Yes, my generation, the one born between the world wars, did some remarkable things. We survived growing up during a crushing, decade-long economic depression, which was made even more difficult by environmental disasters (the Dust Bowl) and epidemics of now-controlled diseases such as poliomyelitis. Sure, we took on two powerful, effective and aggressive military states-Nazi Germany and Imperial Japan-and whipped them with nonprofessional military forces. Then, educated via the GI Bill, we boldly entered the postwar era, launching our country to its present eminence.

But there was a reason we could do all that effectively. We were brought up by an even greater generation-the generation of our parents and grandparents.

It was those generations, unprotected by any guarantees or by the promises of a welfare state, who pioneered the plains while living in sod homes, who tamed America's wilderness to make a living, and who flocked here in steerage to survive in dismal city slums and slave in sweatshops, mines and factories. They were the greatest generation.

My generation was able to survive the Great Depression without causing a civic revolt or a crime wave because of the values instilled in us by our parents and our grandparents-mostly poor and uneducated people. These were the values of respect, hard work, civility and a willingness to live by society's rules. Those of us fortunate enough to survive World War II unharmed did so for the same reasons, and we have everlasting respect and compassion for those who did not.

So, superficially, it may appear that Brokaw's flattering contention is correct, but if we are completely honest, we must confess that our success was preordained by the courageous, self-sufficient and very hard-working generations that preceded and nurtured us.

Dr. Robert Miller is an author, cartoonist and speaker from Thousand Oaks, California.
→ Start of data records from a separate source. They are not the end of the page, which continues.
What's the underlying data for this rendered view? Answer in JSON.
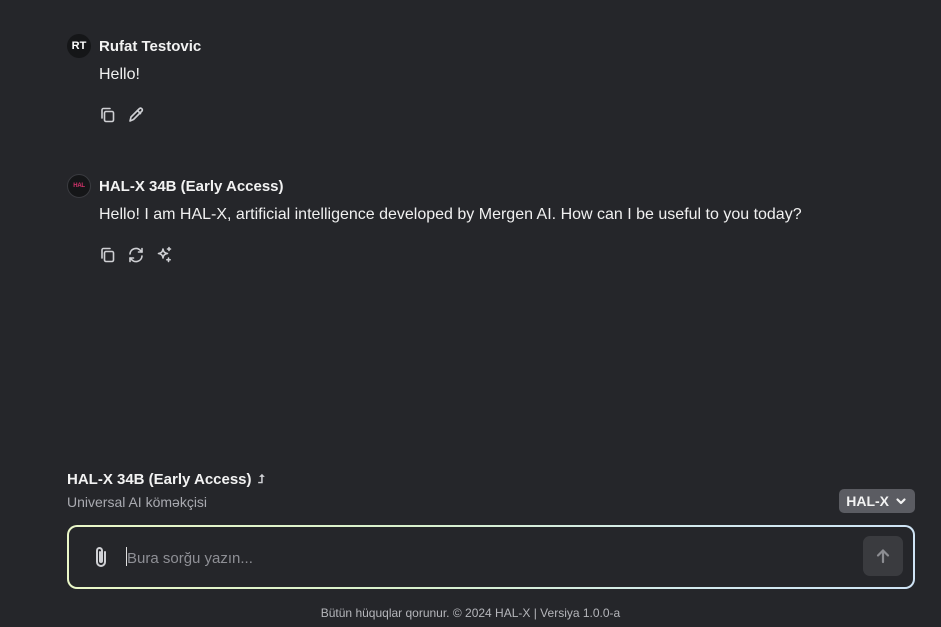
{
  "messages": [
    {
      "avatar": "RT",
      "author": "Rufat Testovic",
      "text": "Hello!",
      "actions": [
        "copy-icon",
        "edit-icon"
      ]
    },
    {
      "avatar": "HAL",
      "author": "HAL-X 34B (Early Access)",
      "text": "Hello! I am HAL-X, artificial intelligence developed by Mergen AI. How can I be useful to you today?",
      "actions": [
        "copy-icon",
        "regenerate-icon",
        "sparkle-icon"
      ]
    }
  ],
  "model_info": {
    "name": "HAL-X 34B (Early Access)",
    "subtitle": "Universal AI köməkçisi"
  },
  "model_select": {
    "value": "HAL-X"
  },
  "composer": {
    "placeholder": "Bura sorğu yazın..."
  },
  "footer": {
    "text": "Bütün hüquqlar qorunur. © 2024 HAL-X | Versiya 1.0.0-a"
  },
  "colors": {
    "background": "#25262a",
    "composer_border_start": "#eaf7c8",
    "composer_border_end": "#cfe4f5",
    "bot_avatar_accent": "#d6336c"
  }
}
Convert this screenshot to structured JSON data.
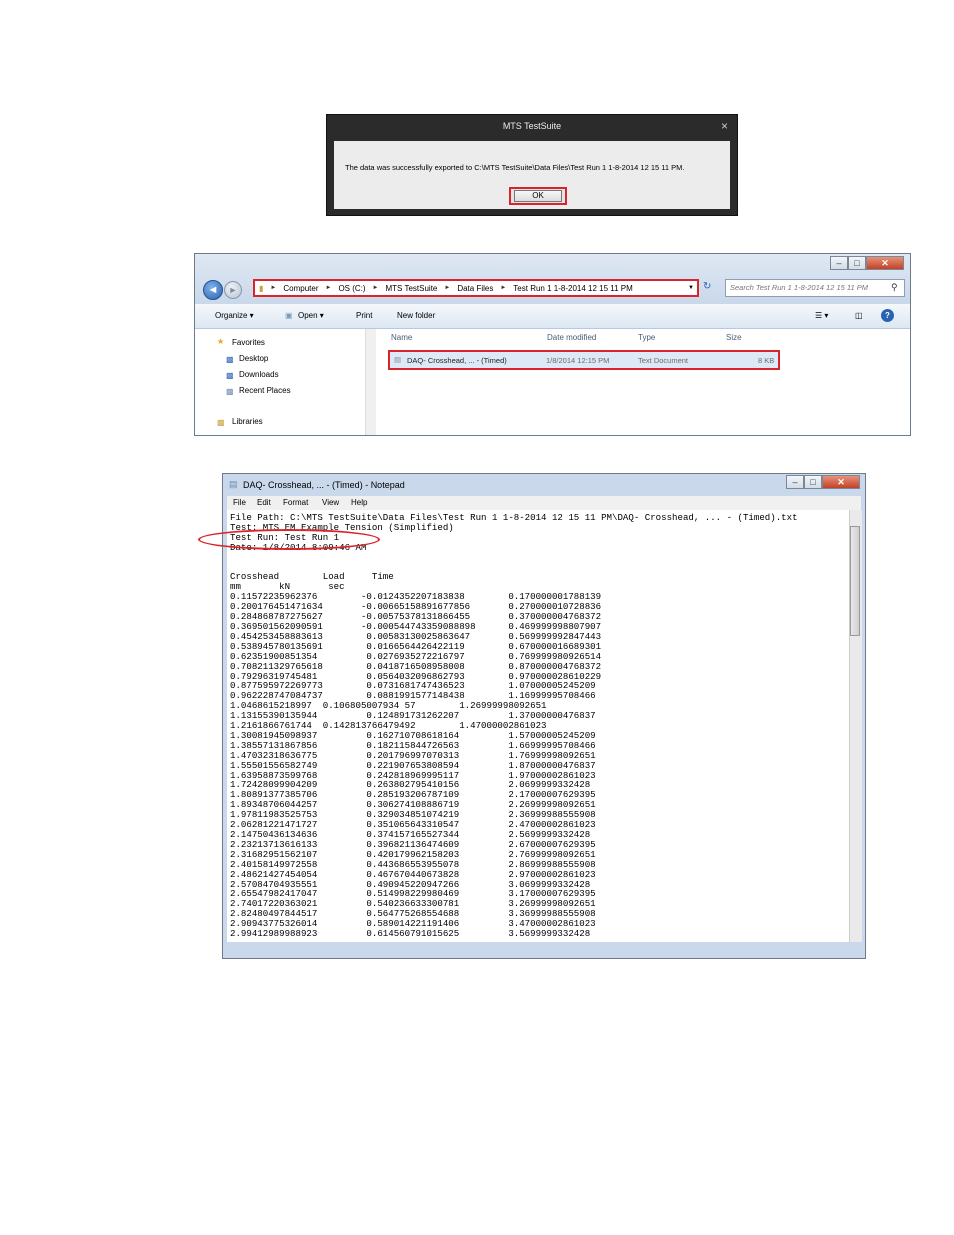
{
  "dialog": {
    "title": "MTS TestSuite",
    "close": "×",
    "message": "The data was successfully exported to C:\\MTS TestSuite\\Data Files\\Test Run 1 1-8-2014 12 15 11 PM.",
    "ok_label": "OK"
  },
  "explorer": {
    "window_buttons": {
      "minimize": "–",
      "maximize": "□",
      "close": "✕"
    },
    "back": "◄",
    "forward": "►",
    "breadcrumb": [
      "Computer",
      "OS (C:)",
      "MTS TestSuite",
      "Data Files",
      "Test Run 1 1-8-2014 12 15 11 PM"
    ],
    "search_placeholder": "Search Test Run 1 1-8-2014 12 15 11 PM",
    "toolbar": {
      "organize": "Organize ▾",
      "open": "Open ▾",
      "print": "Print",
      "new_folder": "New folder"
    },
    "nav": {
      "favorites": "Favorites",
      "desktop": "Desktop",
      "downloads": "Downloads",
      "recent": "Recent Places",
      "libraries": "Libraries"
    },
    "columns": {
      "name": "Name",
      "date": "Date modified",
      "type": "Type",
      "size": "Size"
    },
    "file": {
      "name": "DAQ- Crosshead, ... - (Timed)",
      "date": "1/8/2014 12:15 PM",
      "type": "Text Document",
      "size": "8 KB"
    }
  },
  "notepad": {
    "title": "DAQ- Crosshead, ... - (Timed) - Notepad",
    "menu": [
      "File",
      "Edit",
      "Format",
      "View",
      "Help"
    ],
    "lines": [
      "File Path: C:\\MTS TestSuite\\Data Files\\Test Run 1 1-8-2014 12 15 11 PM\\DAQ- Crosshead, ... - (Timed).txt",
      "Test: MTS EM Example Tension (Simplified)",
      "Test Run: Test Run 1",
      "Date: 1/8/2014 8:09:46 AM",
      "",
      "",
      "Crosshead        Load     Time",
      "mm       kN       sec",
      "0.11572235962376        -0.0124352207183838        0.170000001788139",
      "0.200176451471634       -0.00665158891677856       0.270000010728836",
      "0.284868787275627       -0.00575378131866455       0.370000004768372",
      "0.369501562090591       -0.000544743359088898      0.469999998807907",
      "0.454253458883613        0.00583130025863647       0.569999992847443",
      "0.538945780135691        0.0166564426422119        0.670000016689301",
      "0.62351900851354         0.0276935272216797        0.769999980926514",
      "0.708211329765618        0.0418716508958008        0.870000004768372",
      "0.79296319745481         0.0564032096862793        0.970000028610229",
      "0.877595972269773        0.0731681747436523        1.07000005245209",
      "0.962228747084737        0.0881991577148438        1.16999995708466",
      "1.0468615218997  0.106805007934 57        1.26999998092651",
      "1.13155390135944         0.124891731262207         1.37000000476837",
      "1.2161866761744  0.142813766479492        1.47000002861023",
      "1.30081945098937         0.162710708618164         1.57000005245209",
      "1.38557131867856         0.182115844726563         1.66999995708466",
      "1.47032318636775         0.201796997070313         1.76999998092651",
      "1.55501556582749         0.221907653808594         1.87000000476837",
      "1.63958873599768         0.242818969995117         1.97000002861023",
      "1.72428099904209         0.263802795410156         2.0699999332428",
      "1.80891377385706         0.285193206787109         2.17000007629395",
      "1.89348706044257         0.306274108886719         2.26999998092651",
      "1.97811983525753         0.329034851074219         2.36999988555908",
      "2.06281221471727         0.351065643310547         2.47000002861023",
      "2.14750436134636         0.374157165527344         2.5699999332428",
      "2.23213713616133         0.396821136474609         2.67000007629395",
      "2.31682951562107         0.420179962158203         2.76999998092651",
      "2.40158149972558         0.443686553955078         2.86999988555908",
      "2.48621427454054         0.467670440673828         2.97000002861023",
      "2.57084704935551         0.490945220947266         3.0699999332428",
      "2.65547982417047         0.514998229980469         3.17000007629395",
      "2.74017220363021         0.540236633300781         3.26999998092651",
      "2.82480497844517         0.564775268554688         3.36999988555908",
      "2.90943775326014         0.589014221191406         3.47000002861023",
      "2.99412989988923         0.614560791015625         3.5699999332428"
    ]
  },
  "colors": {
    "highlight": "#d8242a",
    "selection": "#dde9f7"
  }
}
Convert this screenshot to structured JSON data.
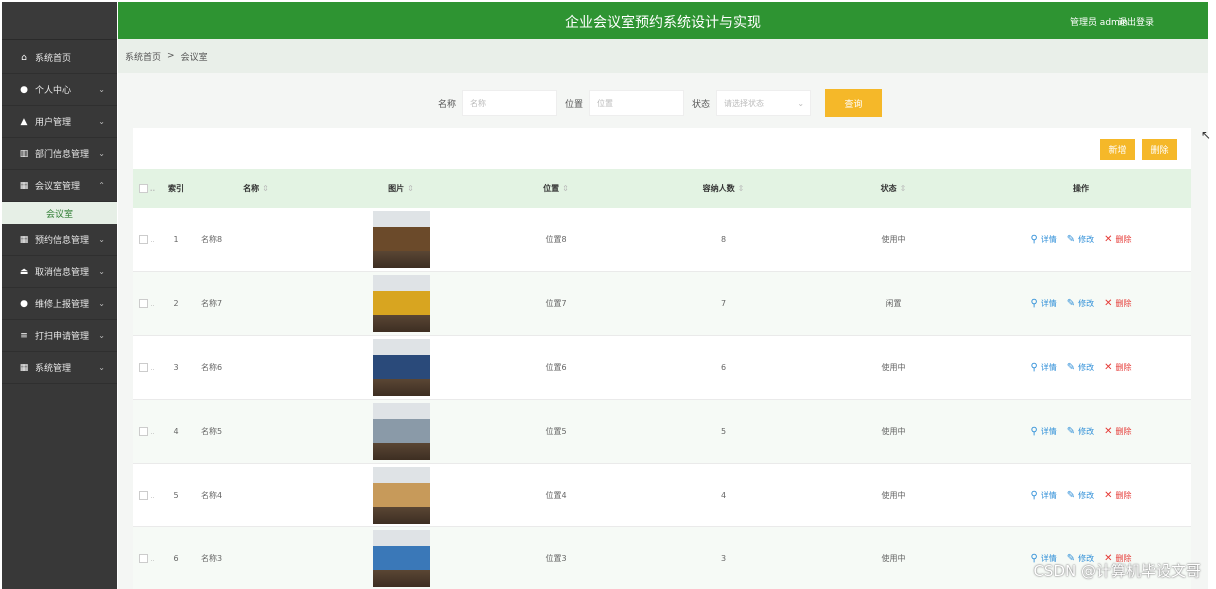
{
  "app": {
    "title": "企业会议室预约系统设计与实现",
    "user": "管理员 admin",
    "logout": "退出登录"
  },
  "colors": {
    "brand_green": "#2e9432",
    "sidebar_bg": "#383838",
    "accent_yellow": "#f5b829",
    "table_header_bg": "#e3f3e3"
  },
  "sidebar": {
    "items": [
      {
        "label": "系统首页",
        "icon": "home-icon",
        "expandable": false
      },
      {
        "label": "个人中心",
        "icon": "user-icon",
        "expandable": true
      },
      {
        "label": "用户管理",
        "icon": "thumbs-up-icon",
        "expandable": true
      },
      {
        "label": "部门信息管理",
        "icon": "chart-icon",
        "expandable": true
      },
      {
        "label": "会议室管理",
        "icon": "grid-icon",
        "expandable": true,
        "expanded": true,
        "sub": "会议室"
      },
      {
        "label": "预约信息管理",
        "icon": "grid-icon",
        "expandable": true
      },
      {
        "label": "取消信息管理",
        "icon": "eject-icon",
        "expandable": true
      },
      {
        "label": "维修上报管理",
        "icon": "pin-icon",
        "expandable": true
      },
      {
        "label": "打扫申请管理",
        "icon": "list-icon",
        "expandable": true
      },
      {
        "label": "系统管理",
        "icon": "grid-icon",
        "expandable": true
      }
    ]
  },
  "breadcrumb": {
    "home": "系统首页",
    "sep": ">",
    "current": "会议室"
  },
  "search": {
    "name_label": "名称",
    "name_placeholder": "名称",
    "location_label": "位置",
    "location_placeholder": "位置",
    "status_label": "状态",
    "status_placeholder": "请选择状态",
    "query_button": "查询"
  },
  "toolbar": {
    "add": "新增",
    "delete": "删除"
  },
  "table": {
    "headers": {
      "index": "索引",
      "name": "名称",
      "image": "图片",
      "location": "位置",
      "capacity": "容纳人数",
      "status": "状态",
      "ops": "操作"
    },
    "ops": {
      "detail": "详情",
      "edit": "修改",
      "delete": "删除"
    },
    "rows": [
      {
        "index": "1",
        "name": "名称8",
        "location": "位置8",
        "capacity": "8",
        "status": "使用中",
        "thumb_color": "#6b4a2a"
      },
      {
        "index": "2",
        "name": "名称7",
        "location": "位置7",
        "capacity": "7",
        "status": "闲置",
        "thumb_color": "#d8a520"
      },
      {
        "index": "3",
        "name": "名称6",
        "location": "位置6",
        "capacity": "6",
        "status": "使用中",
        "thumb_color": "#2a4a7a"
      },
      {
        "index": "4",
        "name": "名称5",
        "location": "位置5",
        "capacity": "5",
        "status": "使用中",
        "thumb_color": "#8a9aa8"
      },
      {
        "index": "5",
        "name": "名称4",
        "location": "位置4",
        "capacity": "4",
        "status": "使用中",
        "thumb_color": "#c79a5a"
      },
      {
        "index": "6",
        "name": "名称3",
        "location": "位置3",
        "capacity": "3",
        "status": "使用中",
        "thumb_color": "#3a78b8"
      }
    ]
  },
  "watermark": "CSDN @计算机毕设文哥"
}
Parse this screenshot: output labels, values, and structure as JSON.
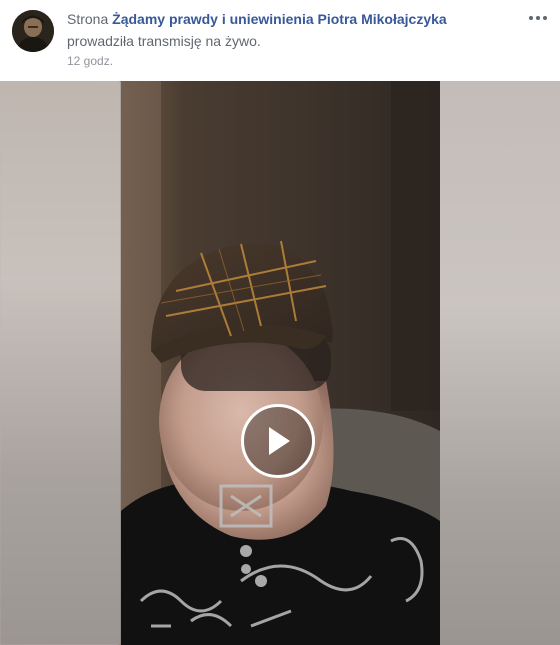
{
  "post": {
    "prefix": "Strona",
    "page_name": "Żądamy prawdy i uniewinienia Piotra Mikołajczyka",
    "action": "prowadziła transmisję na żywo.",
    "timestamp": "12 godz."
  },
  "icons": {
    "more": "more-options-icon",
    "play": "play-icon"
  },
  "colors": {
    "link": "#385898",
    "secondary_text": "#616770",
    "timestamp": "#90949c"
  }
}
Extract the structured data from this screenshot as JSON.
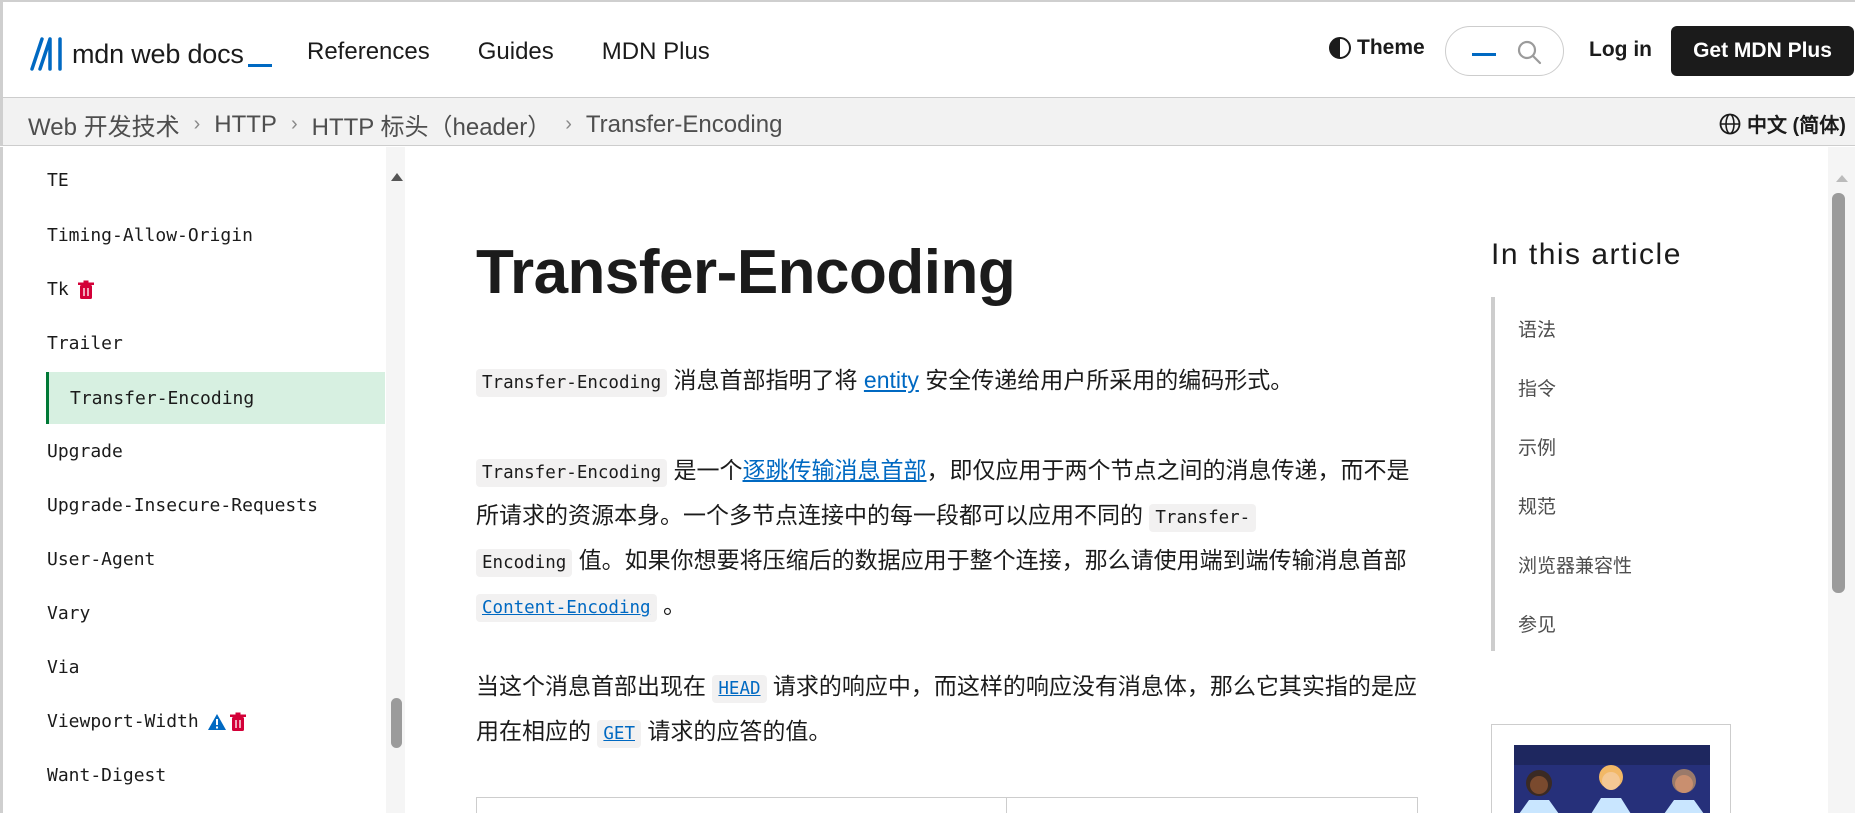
{
  "header": {
    "logo_text": "mdn web docs",
    "nav": [
      "References",
      "Guides",
      "MDN Plus"
    ],
    "theme_label": "Theme",
    "login_label": "Log in",
    "plus_label": "Get MDN Plus"
  },
  "breadcrumb": {
    "items": [
      "Web 开发技术",
      "HTTP",
      "HTTP 标头（header）",
      "Transfer-Encoding"
    ],
    "language": "中文 (简体)"
  },
  "sidebar": {
    "items": [
      {
        "label": "TE",
        "icons": []
      },
      {
        "label": "Timing-Allow-Origin",
        "icons": []
      },
      {
        "label": "Tk",
        "icons": [
          "trash-icon"
        ]
      },
      {
        "label": "Trailer",
        "icons": []
      },
      {
        "label": "Transfer-Encoding",
        "icons": [],
        "active": true
      },
      {
        "label": "Upgrade",
        "icons": []
      },
      {
        "label": "Upgrade-Insecure-Requests",
        "icons": []
      },
      {
        "label": "User-Agent",
        "icons": []
      },
      {
        "label": "Vary",
        "icons": []
      },
      {
        "label": "Via",
        "icons": []
      },
      {
        "label": "Viewport-Width",
        "icons": [
          "warning-icon",
          "trash-icon"
        ]
      },
      {
        "label": "Want-Digest",
        "icons": []
      }
    ]
  },
  "article": {
    "title": "Transfer-Encoding",
    "p1": {
      "code": "Transfer-Encoding",
      "text_before_link": " 消息首部指明了将 ",
      "link": "entity",
      "text_after_link": " 安全传递给用户所采用的编码形式。"
    },
    "p2": {
      "code1": "Transfer-Encoding",
      "t1": " 是一个",
      "link": "逐跳传输消息首部",
      "t2": "，即仅应用于两个节点之间的消息传递，而不是所请求的资源本身。一个多节点连接中的每一段都可以应用不同的 ",
      "code2a": "Transfer-",
      "code2b": "Encoding",
      "t3": " 值。如果你想要将压缩后的数据应用于整个连接，那么请使用端到端传输消息首部 ",
      "code3": "Content-Encoding",
      "t4": " 。"
    },
    "p3": {
      "t1": "当这个消息首部出现在 ",
      "code1": "HEAD",
      "t2": " 请求的响应中，而这样的响应没有消息体，那么它其实指的是应用在相应的 ",
      "code2": "GET",
      "t3": " 请求的应答的值。"
    }
  },
  "toc": {
    "title": "In this article",
    "items": [
      "语法",
      "指令",
      "示例",
      "规范",
      "浏览器兼容性",
      "参见"
    ]
  },
  "colors": {
    "link": "#0069c2",
    "active_bg": "#d7f0e1",
    "active_border": "#007936",
    "button_bg": "#1b1b1b",
    "deprecated": "#d30038",
    "experimental": "#0069c2"
  }
}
His thoughts in "Mind Over Miller" are drawn from 32 years as a mixed-animal practitioner. Visit his website at www.robertmmiller.com.